What you have to do
The answer must be every line of the records below that contains the word "Settings".
☆ ☆ ☆ ☆ ☆ ☆ ☆
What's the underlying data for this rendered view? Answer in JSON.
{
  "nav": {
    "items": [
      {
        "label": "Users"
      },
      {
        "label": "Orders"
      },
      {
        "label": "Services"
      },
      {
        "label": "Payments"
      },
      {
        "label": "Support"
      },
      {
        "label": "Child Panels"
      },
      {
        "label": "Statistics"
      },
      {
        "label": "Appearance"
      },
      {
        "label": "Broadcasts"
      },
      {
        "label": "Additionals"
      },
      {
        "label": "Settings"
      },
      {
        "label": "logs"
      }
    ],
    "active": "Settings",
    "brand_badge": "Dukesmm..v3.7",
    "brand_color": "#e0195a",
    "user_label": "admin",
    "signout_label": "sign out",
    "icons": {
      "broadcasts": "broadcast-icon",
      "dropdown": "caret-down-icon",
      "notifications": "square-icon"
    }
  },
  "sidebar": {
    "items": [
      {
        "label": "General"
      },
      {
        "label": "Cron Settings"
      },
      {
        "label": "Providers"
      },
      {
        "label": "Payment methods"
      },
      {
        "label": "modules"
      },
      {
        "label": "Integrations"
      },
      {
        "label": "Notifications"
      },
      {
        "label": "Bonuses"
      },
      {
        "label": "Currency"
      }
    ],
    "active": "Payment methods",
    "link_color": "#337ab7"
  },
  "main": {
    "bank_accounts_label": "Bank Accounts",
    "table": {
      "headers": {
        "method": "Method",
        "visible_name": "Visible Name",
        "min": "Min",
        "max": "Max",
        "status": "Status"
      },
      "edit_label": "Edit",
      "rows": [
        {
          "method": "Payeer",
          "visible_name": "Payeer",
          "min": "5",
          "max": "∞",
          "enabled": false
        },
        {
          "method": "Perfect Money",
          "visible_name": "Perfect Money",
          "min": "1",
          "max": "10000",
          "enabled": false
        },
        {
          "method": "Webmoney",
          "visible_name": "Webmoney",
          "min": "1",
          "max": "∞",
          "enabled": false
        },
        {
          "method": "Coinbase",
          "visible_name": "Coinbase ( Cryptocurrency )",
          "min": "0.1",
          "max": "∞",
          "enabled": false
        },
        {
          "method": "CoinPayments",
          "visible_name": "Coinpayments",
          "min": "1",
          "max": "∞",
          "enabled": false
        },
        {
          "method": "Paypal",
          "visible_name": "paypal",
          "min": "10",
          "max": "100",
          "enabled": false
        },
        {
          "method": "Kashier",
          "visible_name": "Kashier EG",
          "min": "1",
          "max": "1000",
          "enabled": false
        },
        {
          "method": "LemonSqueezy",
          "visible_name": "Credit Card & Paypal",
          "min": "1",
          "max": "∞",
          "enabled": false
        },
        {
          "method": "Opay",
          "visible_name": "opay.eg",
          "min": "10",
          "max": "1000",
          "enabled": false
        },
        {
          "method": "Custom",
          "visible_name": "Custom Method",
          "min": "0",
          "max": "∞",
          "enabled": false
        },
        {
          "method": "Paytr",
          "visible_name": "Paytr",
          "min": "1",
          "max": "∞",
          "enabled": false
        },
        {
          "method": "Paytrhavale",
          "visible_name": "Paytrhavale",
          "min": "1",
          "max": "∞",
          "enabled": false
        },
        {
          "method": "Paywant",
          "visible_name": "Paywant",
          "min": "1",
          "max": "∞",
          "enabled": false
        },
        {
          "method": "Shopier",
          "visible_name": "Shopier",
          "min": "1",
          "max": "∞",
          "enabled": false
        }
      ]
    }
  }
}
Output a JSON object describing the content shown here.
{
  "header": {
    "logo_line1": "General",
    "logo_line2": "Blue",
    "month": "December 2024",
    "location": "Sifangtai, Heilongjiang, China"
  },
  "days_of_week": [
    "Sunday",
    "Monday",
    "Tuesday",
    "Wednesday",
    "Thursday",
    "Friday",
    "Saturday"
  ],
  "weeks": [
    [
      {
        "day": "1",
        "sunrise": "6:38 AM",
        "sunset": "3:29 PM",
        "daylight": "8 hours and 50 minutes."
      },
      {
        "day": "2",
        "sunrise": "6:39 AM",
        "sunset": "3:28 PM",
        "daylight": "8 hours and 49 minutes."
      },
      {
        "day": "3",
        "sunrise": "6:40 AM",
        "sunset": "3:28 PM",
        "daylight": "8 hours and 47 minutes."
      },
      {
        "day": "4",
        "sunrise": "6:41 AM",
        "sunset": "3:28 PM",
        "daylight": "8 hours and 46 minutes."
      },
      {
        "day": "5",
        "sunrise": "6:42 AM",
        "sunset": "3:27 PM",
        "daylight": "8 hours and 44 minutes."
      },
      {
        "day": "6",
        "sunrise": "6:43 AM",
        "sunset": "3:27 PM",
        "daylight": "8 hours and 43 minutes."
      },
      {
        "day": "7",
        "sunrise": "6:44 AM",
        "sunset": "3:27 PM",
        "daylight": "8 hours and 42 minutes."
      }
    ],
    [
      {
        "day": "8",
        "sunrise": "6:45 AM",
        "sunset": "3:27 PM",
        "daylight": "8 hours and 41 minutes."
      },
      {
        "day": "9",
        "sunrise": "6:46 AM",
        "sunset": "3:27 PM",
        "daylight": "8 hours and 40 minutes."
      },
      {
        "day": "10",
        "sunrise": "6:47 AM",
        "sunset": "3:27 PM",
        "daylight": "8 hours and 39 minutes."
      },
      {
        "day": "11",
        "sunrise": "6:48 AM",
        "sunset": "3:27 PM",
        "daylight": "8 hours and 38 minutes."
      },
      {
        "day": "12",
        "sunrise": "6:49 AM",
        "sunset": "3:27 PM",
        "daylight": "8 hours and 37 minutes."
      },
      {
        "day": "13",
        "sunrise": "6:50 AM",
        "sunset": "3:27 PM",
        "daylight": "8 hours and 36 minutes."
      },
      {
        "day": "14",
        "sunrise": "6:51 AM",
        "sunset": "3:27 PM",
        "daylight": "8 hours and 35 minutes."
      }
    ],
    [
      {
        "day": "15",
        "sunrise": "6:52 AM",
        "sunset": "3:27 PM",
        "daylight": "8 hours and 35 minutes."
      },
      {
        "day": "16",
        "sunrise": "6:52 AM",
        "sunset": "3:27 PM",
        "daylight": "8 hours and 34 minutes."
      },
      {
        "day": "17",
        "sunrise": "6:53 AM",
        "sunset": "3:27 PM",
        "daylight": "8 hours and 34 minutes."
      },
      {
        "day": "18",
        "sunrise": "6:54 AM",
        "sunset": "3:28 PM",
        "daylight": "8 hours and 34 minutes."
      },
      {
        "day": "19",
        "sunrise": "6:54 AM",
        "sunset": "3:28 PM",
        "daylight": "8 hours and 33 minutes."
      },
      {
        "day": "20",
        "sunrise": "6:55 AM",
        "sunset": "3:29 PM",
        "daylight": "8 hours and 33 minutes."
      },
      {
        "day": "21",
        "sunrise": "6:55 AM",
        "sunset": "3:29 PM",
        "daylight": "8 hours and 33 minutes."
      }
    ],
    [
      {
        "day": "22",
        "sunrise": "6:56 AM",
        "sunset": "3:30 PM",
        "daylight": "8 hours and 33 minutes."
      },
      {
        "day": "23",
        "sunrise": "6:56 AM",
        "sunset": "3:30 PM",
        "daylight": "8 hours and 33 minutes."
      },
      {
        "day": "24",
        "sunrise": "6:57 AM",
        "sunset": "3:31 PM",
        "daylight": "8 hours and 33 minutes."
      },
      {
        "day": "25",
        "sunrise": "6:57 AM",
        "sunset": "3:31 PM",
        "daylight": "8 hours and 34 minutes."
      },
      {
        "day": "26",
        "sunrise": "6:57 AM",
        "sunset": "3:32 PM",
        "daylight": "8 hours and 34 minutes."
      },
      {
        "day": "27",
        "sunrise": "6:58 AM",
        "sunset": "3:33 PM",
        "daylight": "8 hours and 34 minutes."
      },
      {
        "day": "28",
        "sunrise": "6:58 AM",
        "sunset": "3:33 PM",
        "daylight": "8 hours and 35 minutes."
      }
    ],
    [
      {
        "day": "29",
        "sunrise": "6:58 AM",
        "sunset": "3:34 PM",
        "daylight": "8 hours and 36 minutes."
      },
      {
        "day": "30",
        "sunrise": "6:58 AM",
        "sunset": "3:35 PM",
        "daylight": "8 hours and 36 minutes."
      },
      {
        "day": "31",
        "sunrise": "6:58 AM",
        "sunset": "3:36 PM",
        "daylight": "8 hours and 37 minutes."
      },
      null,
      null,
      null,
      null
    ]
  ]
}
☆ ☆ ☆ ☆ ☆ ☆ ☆
Your solution
        "label": "Settings"
    "active": "Settings",
        "label": "Cron Settings"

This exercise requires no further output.